***** Dataset excerpts *****
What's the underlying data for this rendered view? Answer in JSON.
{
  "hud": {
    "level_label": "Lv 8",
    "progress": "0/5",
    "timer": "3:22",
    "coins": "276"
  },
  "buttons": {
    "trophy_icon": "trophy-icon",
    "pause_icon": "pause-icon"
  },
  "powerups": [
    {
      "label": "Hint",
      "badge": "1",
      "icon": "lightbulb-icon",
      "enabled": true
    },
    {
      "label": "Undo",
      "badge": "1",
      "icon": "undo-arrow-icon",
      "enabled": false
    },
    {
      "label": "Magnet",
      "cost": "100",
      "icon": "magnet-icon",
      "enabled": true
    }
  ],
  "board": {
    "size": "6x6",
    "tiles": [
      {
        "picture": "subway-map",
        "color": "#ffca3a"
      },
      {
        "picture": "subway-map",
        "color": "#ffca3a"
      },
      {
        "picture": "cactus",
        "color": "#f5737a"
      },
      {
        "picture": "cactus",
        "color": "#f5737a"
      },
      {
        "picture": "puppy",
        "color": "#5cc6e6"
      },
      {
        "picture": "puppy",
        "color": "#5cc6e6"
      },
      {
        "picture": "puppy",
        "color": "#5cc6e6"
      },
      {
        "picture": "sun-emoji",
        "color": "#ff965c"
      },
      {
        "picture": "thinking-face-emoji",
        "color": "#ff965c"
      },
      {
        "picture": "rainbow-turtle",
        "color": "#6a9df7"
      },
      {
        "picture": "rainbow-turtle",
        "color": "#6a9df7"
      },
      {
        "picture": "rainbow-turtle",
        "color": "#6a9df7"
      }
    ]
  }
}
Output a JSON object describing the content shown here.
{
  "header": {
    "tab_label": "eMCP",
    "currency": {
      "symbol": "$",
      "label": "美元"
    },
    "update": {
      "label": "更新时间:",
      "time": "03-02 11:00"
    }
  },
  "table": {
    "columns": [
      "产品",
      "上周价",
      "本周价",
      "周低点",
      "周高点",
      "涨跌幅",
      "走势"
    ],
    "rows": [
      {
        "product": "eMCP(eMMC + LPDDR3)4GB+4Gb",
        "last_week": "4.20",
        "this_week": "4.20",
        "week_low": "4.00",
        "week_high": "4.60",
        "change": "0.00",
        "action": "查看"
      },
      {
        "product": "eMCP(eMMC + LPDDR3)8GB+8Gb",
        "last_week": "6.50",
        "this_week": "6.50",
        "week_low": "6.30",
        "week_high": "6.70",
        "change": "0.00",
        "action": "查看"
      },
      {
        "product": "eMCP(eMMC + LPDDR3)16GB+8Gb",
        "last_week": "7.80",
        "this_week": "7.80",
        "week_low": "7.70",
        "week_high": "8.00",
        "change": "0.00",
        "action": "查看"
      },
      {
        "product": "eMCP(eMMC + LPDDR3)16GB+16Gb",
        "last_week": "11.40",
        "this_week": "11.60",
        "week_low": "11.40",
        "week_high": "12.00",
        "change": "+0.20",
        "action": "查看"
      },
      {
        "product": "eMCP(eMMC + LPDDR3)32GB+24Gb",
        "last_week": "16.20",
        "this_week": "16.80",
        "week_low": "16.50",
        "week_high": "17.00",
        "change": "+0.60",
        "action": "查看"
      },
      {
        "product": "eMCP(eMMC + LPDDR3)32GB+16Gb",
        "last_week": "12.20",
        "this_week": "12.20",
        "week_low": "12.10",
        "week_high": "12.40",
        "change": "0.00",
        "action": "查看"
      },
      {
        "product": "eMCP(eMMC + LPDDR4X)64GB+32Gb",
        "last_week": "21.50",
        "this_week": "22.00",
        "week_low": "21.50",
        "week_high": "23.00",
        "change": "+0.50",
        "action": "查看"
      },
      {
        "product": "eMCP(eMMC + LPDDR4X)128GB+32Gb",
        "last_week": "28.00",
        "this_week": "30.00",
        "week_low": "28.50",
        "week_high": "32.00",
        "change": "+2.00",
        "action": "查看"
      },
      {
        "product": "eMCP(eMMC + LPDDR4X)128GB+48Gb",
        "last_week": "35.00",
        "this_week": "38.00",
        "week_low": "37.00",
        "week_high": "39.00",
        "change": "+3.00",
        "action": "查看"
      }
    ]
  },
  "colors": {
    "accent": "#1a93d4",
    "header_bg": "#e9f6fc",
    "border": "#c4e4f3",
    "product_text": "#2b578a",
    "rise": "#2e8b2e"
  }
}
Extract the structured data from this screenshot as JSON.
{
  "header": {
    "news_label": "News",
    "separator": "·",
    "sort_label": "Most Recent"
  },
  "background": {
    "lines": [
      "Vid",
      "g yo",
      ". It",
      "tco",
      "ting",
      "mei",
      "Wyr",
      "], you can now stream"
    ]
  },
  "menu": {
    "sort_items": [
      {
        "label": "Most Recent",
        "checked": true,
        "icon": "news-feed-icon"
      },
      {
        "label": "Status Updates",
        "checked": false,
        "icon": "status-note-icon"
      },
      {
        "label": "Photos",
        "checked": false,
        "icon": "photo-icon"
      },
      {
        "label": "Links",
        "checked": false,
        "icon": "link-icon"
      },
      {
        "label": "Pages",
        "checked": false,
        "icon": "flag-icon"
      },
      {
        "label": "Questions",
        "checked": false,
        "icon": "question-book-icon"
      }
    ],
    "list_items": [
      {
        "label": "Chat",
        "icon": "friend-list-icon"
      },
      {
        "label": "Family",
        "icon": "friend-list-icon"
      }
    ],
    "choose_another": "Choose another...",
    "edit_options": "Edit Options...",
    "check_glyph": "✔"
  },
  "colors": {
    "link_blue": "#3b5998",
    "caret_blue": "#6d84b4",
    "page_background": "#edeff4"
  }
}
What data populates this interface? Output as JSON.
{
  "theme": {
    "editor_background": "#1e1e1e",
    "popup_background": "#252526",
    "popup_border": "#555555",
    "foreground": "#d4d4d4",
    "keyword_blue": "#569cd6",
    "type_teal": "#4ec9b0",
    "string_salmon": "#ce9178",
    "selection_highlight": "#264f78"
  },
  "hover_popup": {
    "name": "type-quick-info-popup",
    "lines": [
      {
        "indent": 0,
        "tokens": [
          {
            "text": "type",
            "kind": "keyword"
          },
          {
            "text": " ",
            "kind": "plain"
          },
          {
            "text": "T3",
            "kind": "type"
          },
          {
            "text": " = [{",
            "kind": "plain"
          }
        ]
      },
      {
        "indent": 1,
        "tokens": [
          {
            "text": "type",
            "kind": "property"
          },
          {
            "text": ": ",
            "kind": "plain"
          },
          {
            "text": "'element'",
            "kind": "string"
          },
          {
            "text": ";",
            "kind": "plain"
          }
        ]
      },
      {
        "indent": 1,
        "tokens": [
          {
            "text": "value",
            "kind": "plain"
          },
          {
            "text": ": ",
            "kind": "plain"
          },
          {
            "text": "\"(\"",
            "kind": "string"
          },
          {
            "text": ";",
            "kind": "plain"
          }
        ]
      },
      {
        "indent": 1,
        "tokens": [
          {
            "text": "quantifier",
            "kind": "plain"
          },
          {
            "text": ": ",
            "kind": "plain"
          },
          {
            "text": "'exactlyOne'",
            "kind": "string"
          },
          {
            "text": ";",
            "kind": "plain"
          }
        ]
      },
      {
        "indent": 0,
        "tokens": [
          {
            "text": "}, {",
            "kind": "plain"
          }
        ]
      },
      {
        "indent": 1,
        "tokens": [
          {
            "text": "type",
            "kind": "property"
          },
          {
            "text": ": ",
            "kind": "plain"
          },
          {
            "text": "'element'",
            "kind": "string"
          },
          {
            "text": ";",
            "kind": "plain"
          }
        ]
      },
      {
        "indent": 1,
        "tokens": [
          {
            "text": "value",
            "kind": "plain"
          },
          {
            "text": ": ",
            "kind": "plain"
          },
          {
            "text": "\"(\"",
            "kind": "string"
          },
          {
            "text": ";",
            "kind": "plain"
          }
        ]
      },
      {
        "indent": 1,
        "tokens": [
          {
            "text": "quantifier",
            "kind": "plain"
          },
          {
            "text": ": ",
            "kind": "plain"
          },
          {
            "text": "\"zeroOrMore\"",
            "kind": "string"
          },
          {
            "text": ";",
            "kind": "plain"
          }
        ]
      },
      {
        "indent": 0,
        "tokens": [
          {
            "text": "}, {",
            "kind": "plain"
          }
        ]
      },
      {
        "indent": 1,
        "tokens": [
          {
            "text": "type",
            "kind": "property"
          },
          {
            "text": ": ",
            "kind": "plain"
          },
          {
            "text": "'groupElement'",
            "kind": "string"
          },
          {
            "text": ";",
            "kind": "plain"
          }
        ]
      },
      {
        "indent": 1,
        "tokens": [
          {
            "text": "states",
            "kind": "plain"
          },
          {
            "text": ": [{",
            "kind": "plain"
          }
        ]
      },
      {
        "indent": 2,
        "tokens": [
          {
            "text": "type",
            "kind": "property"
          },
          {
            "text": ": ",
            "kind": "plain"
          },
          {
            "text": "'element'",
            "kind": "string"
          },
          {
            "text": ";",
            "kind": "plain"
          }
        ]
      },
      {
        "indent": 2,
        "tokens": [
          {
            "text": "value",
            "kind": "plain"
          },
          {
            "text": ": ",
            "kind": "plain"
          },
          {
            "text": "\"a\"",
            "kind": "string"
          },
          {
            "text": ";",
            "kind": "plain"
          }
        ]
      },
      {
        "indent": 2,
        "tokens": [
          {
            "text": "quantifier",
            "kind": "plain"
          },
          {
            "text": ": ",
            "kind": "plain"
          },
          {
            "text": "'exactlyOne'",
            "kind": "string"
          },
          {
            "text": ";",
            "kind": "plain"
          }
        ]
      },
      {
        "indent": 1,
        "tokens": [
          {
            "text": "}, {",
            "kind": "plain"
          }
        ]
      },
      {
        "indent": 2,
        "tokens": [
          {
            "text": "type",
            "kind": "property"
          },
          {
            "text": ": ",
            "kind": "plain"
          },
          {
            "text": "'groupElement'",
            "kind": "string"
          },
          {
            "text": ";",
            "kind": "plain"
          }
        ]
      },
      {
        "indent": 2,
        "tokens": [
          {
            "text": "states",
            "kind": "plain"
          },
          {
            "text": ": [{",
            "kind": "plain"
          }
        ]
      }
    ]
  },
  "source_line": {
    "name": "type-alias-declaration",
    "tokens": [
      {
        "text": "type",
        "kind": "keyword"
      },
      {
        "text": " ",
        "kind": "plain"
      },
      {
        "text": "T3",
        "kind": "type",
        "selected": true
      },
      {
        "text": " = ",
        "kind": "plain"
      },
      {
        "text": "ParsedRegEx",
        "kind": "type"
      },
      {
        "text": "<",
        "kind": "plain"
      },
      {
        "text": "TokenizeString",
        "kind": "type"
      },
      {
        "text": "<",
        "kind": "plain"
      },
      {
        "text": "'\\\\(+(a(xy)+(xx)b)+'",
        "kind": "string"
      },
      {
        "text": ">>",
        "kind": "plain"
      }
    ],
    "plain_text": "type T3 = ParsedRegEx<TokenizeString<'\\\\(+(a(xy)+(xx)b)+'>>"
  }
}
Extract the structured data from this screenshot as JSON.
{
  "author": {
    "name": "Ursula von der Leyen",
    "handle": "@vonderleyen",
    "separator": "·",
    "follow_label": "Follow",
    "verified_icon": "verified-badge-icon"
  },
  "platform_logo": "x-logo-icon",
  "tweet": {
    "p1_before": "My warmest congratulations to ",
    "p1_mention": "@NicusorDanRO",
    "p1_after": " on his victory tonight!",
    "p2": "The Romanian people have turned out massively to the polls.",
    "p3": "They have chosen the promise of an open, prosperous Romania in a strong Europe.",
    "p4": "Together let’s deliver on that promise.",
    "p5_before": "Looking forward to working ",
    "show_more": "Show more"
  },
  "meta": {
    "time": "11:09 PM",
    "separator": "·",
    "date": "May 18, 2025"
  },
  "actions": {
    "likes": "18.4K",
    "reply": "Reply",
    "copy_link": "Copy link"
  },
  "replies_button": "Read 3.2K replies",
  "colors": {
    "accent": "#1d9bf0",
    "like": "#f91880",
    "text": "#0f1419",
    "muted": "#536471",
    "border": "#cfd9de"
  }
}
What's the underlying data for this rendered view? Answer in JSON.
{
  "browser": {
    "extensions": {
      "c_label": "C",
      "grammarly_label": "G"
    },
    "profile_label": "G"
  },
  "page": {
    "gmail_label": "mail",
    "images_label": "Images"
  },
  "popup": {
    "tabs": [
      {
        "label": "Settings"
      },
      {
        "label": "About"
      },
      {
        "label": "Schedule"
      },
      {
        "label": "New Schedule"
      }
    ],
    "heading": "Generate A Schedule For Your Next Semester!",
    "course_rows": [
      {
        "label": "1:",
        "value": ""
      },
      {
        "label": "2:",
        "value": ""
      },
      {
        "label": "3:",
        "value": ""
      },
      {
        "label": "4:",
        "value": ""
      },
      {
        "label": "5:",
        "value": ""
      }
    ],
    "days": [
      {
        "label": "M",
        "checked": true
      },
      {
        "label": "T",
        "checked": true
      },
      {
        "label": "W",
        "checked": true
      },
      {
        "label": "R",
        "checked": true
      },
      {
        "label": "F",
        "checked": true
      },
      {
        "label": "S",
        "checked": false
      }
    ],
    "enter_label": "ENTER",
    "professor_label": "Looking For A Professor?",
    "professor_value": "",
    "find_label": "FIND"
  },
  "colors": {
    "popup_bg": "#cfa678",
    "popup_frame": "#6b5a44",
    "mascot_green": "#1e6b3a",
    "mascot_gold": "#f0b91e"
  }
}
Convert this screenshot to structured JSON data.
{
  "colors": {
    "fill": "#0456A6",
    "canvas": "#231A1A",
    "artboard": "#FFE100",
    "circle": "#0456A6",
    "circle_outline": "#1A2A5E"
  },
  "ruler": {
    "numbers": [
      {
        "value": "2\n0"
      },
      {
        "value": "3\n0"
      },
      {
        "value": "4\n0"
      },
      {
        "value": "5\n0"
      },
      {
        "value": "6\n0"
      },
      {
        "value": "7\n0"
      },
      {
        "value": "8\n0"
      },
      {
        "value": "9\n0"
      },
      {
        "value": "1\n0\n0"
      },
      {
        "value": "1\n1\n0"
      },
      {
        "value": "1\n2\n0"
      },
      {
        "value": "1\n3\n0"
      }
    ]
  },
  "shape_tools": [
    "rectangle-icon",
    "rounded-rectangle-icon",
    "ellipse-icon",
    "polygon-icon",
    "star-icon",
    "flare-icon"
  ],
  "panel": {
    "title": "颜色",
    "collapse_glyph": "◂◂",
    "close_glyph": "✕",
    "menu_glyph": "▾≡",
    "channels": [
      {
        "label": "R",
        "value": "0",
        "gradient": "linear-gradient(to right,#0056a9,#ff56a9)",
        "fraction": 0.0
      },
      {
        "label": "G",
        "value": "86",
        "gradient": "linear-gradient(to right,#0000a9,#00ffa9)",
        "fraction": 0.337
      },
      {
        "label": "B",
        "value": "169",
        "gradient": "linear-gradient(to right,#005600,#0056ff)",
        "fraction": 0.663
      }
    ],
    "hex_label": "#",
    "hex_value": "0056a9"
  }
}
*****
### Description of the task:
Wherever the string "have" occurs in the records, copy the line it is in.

### Task solution:
    "p2": "The Romanian people have turned out massively to the polls.",
    "p3": "They have chosen the promise of an open, prosperous Romania in a strong Europe.",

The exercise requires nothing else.